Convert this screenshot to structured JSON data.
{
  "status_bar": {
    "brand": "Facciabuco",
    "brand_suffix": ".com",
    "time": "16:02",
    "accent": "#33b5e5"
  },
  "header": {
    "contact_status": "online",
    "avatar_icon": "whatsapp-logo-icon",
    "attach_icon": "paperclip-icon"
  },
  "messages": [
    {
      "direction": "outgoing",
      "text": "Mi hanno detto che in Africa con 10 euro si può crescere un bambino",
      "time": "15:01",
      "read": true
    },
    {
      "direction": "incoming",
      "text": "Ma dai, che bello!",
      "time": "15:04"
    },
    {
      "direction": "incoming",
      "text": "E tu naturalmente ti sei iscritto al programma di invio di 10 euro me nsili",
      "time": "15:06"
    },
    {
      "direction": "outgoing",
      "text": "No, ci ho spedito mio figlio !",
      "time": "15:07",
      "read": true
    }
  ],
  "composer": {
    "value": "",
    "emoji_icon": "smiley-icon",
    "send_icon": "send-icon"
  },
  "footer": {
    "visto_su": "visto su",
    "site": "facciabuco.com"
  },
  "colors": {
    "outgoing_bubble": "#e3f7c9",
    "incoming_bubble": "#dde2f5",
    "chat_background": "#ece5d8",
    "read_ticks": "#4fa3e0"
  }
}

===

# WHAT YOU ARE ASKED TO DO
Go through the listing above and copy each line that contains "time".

# ANSWER TO THE EXERCISE
    "time": "16:02",
      "time": "15:01",
      "time": "15:04"
      "time": "15:06"
      "time": "15:07",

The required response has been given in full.